A survival whistle can come in handy in a survival situation, but to put it bluntly, making this whistle out of a soda can is a pain in the neck. Here’s a link to a video that shows you how to craft it.

It involves a lot of metal folding to keep your lips and tongue safe from the sharp edges. It works, but it’s a lot work. And be careful. Don’t cut your tongue.
11. Fish Hook

Here’s another very simple survival solution from a soda can. Only this time you’re using the metal pull tab from the top of the can rather than the can itself.

Any fisherman would take one look with a skeptical eye, but if it’s all you have, it’s worth a try. Of course, this assumes you might have some fishing line and if you had the foresight to pack some fishing line in a survival kit it stands to reason you might have included some hooks.


All that aside, here’s how to make a fishhook from a soda can.

Materials:
Pull tab from a soda can
Knife or wire cutters (some survival multi-tools have this feature)

Directions:

1. Cut out a section of the tab leaving a hook shape.

2. Tie it to your line, bait it, and yank that fish out of the water fast.


Practice

It’s worth trying a couple of these ideas so you get the hang of dealing with sheet aluminum. Once you’ve had some success, you may think of other ways you can use a soda can to create all those things you need to survive in the wild.

Sunday, November 28, 2021

15 Survival Foods Every Prepper Should Stockpile / 90 Days of Preps

Here’s How to Set Up a Chicken Brooder




By Rebekah Pierce

We just brought home our final batch of meat bird chicks for the year. Now we have more than 100 little peeping, fluffy chicks under a heat plate in our basement.

I don’t like having chicks this late in the year (August), but with meat birds, it doesn’t matter quite as much. They are mature in just eight weeks, so we don’t have to worry about them not putting on feathers in time for the cooler fall weather.

My chicken brooder.

Even though these chicks will only be in the brooder for a short time, it’s important to take some time to set up the space appropriately.



There’s not much that you need to do, but there is a lot that you need to consider! Here are some tips on how to set up a brooder for five, ten, twenty – or even 100! – baby chicks.

Saturday, November 27, 2021

Prepping for Newbs | ft. Bear Independent

Sharpening Your Hatchet: 6 Effective Methods

When you spend enough time prepping, you will find that many common hand tools we take for granted today take on new life when considering them in the context of a survival situation.

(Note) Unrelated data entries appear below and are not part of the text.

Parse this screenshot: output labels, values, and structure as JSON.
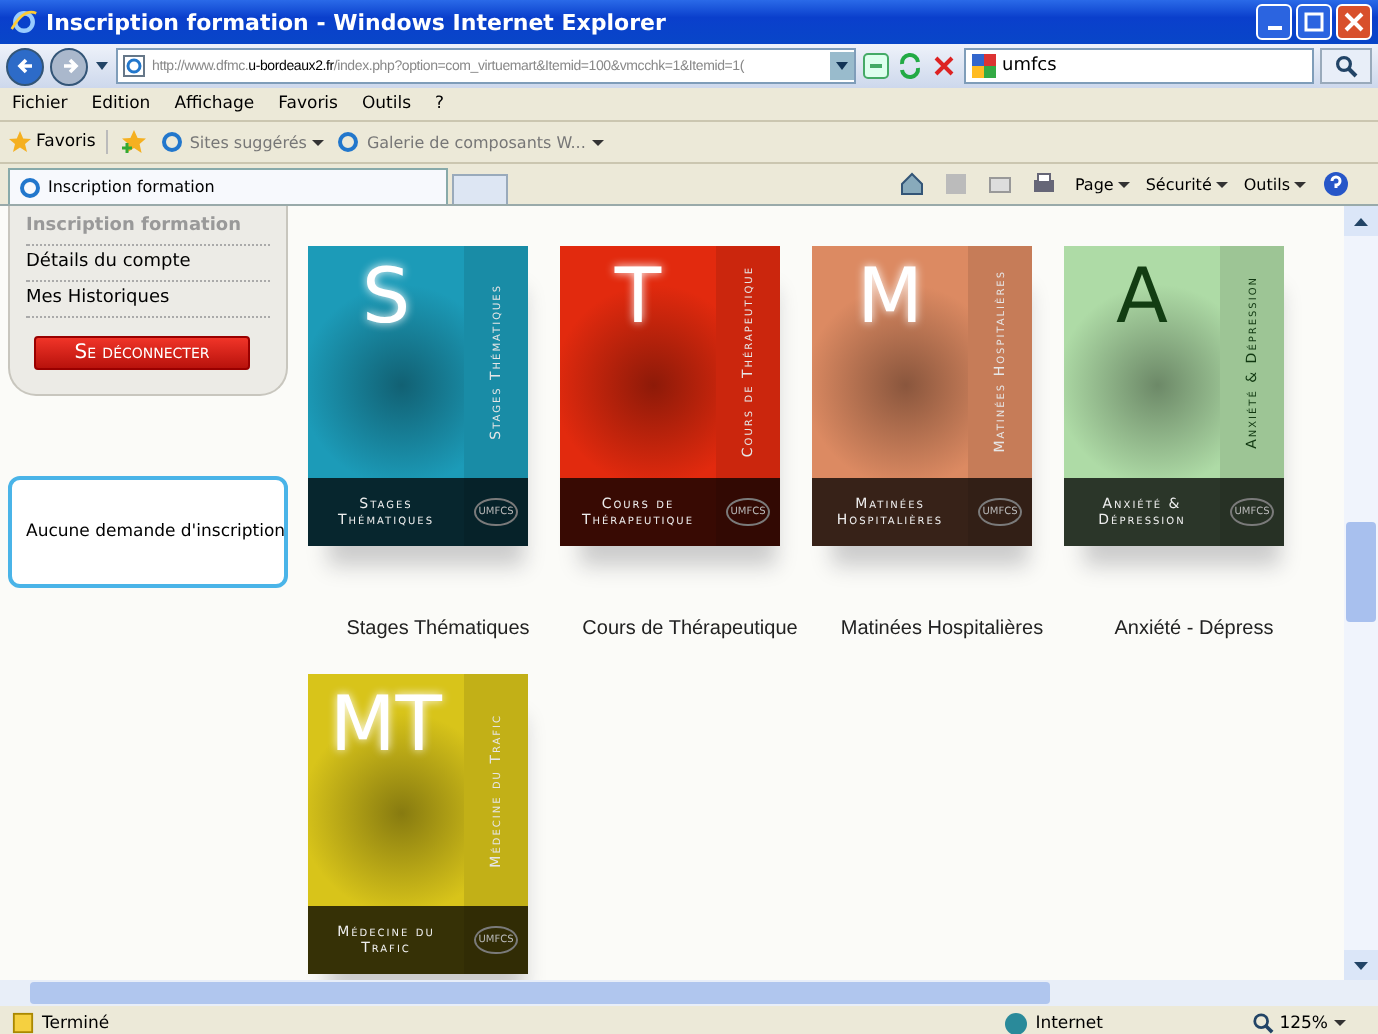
{
  "window": {
    "title": "Inscription formation - Windows Internet Explorer"
  },
  "address_bar": {
    "url_prefix": "http://www.dfmc.",
    "url_domain": "u-bordeaux2.fr",
    "url_path": "/index.php?option=com_virtuemart&Itemid=100&vmcchk=1&Itemid=1("
  },
  "search": {
    "value": "umfcs"
  },
  "menu": [
    "Fichier",
    "Edition",
    "Affichage",
    "Favoris",
    "Outils",
    "?"
  ],
  "favorites_bar": {
    "label": "Favoris",
    "links": [
      "Sites suggérés",
      "Galerie de composants W..."
    ]
  },
  "tab": {
    "label": "Inscription formation"
  },
  "commands": [
    "Page",
    "Sécurité",
    "Outils"
  ],
  "sidebar": {
    "items": [
      {
        "label": "Inscription formation",
        "disabled": true
      },
      {
        "label": "Détails du compte",
        "disabled": false
      },
      {
        "label": "Mes Historiques",
        "disabled": false
      }
    ],
    "logout": "Se déconnecter",
    "notice": "Aucune demande d'inscription"
  },
  "products": [
    {
      "letter": "S",
      "side_text": "Stages Thématiques",
      "front_text": "Stages Thématiques",
      "logo": "UMFCS",
      "caption": "Stages Thématiques",
      "color": "#1c9bb8"
    },
    {
      "letter": "T",
      "side_text": "Cours de Thérapeutique",
      "front_text": "Cours de Thérapeutique",
      "logo": "UMFCS",
      "caption": "Cours de Thérapeutique",
      "color": "#e22a0e"
    },
    {
      "letter": "M",
      "side_text": "Matinées Hospitalières",
      "front_text": "Matinées Hospitalières",
      "logo": "UMFCS",
      "caption": "Matinées Hospitalières",
      "color": "#dc8a62"
    },
    {
      "letter": "A",
      "side_text": "Anxiété & Dépression",
      "front_text": "Anxiété & Dépression",
      "logo": "UMFCS",
      "caption": "Anxiété - Dépress",
      "color": "#aedba6"
    },
    {
      "letter": "MT",
      "side_text": "Médecine du Trafic",
      "front_text": "Médecine du Trafic",
      "logo": "UMFCS",
      "color": "#d8c41a"
    }
  ],
  "status_bar": {
    "text": "Terminé",
    "zone": "Internet",
    "zoom": "125%"
  }
}
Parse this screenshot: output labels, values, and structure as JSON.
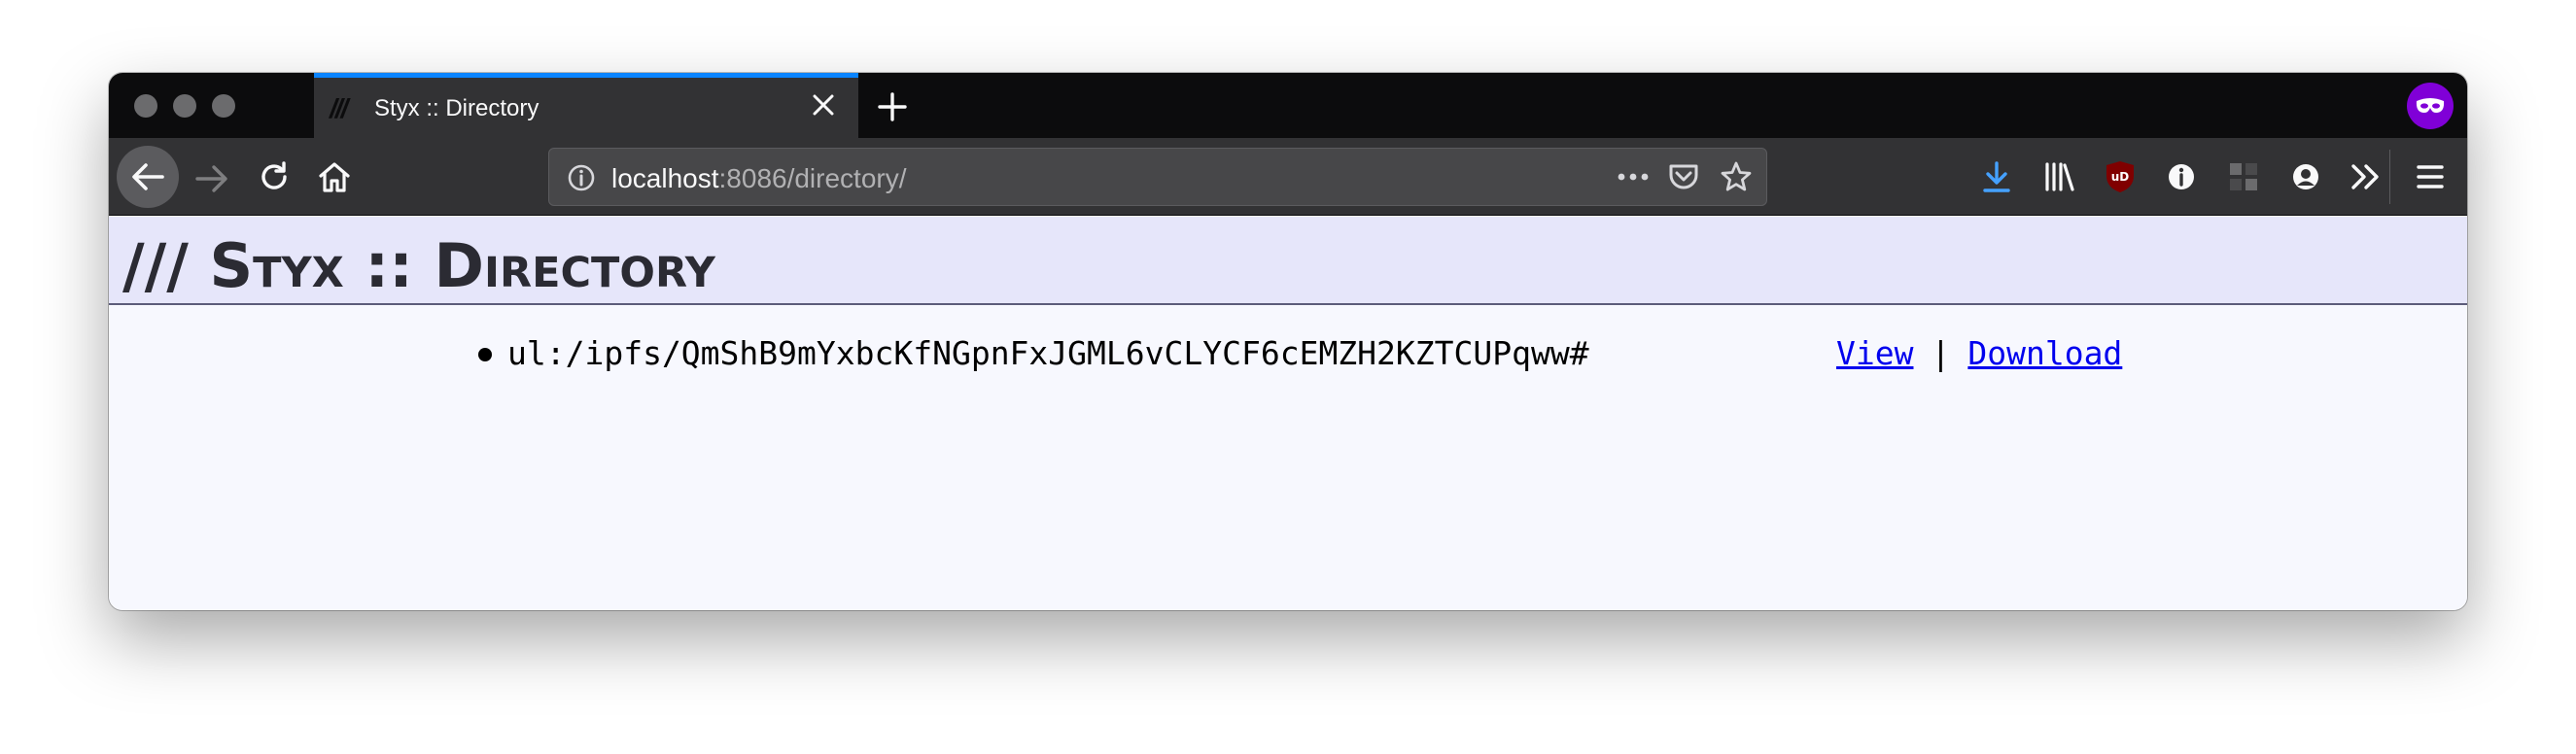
{
  "browser": {
    "tab": {
      "favicon_text": "///",
      "title": "Styx :: Directory"
    },
    "urlbar": {
      "host": "localhost",
      "rest": ":8086/directory/"
    },
    "icons": {
      "back": "back-arrow-icon",
      "forward": "forward-arrow-icon",
      "reload": "reload-icon",
      "home": "home-icon",
      "info": "info-icon",
      "more": "more-horizontal-icon",
      "pocket": "pocket-icon",
      "star": "bookmark-star-icon",
      "download": "download-icon",
      "library": "library-icon",
      "ublock": "ublock-shield-icon",
      "extension_info": "extension-info-icon",
      "extension_grid": "extension-grid-icon",
      "account": "account-icon",
      "overflow": "overflow-chevrons-icon",
      "menu": "hamburger-menu-icon",
      "private": "private-browsing-mask-icon"
    },
    "colors": {
      "accent": "#0a84ff",
      "private": "#8000d7",
      "ublock": "#800000"
    }
  },
  "page": {
    "title": "/// Styx :: Directory",
    "entries": [
      {
        "name": "ul:/ipfs/QmShB9mYxbcKfNGpnFxJGML6vCLYCF6cEMZH2KZTCUPqww#",
        "view_label": "View",
        "separator": "|",
        "download_label": "Download"
      }
    ]
  }
}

Owing to the importance of building and maintaining a fire in order to stay warm and stave off the threat of exposure, not to mention cook food and boil water, tools that can help us efficiently process wood will be high up on our list of important preps. Perhaps none have more pride of place than the humble hatchet.

Like its larger cousin the axe, the hatchet is one chopping tool that is incredibly versatile and optimized for the task at hand.

Friday, November 26, 2021

Stealth Shelters - Where, When, and Why? | ON Three

Tips for First-Time Homeowners when Prepping for Natural Disasters



Purchasing a home is a major milestone in your financial life as well as your commitment to a particular place. After all, most people stay in a purchased home for a minimum of a few years, if not for the rest of their lives.

It is also a chance to settle into preparedness, no longer being tied to a lease cycle when it comes to creating structures for your family’s safety.

If you want to buy a home with preparedness in mind, you’ll need to work through what makes this home a good opportunity and be intentional about buying and constructing what you need to make the home safe.

Thursday, November 25, 2021

13 Things Not To Do During SHTF

HOW MUCH SHOULD I PLANT IN A VEGETABLE GARDEN FOR A FAMILY OF 4?




By Morgan

When it comes to vegetable gardening, many people are confused as to the actual amount that you need to plant to sufficiently feed a family. If you are planning to primarily rely on the food from your vegetable garden, are you planning to wing it by planting as much as you can or will you be calculating it to make sure you have enough?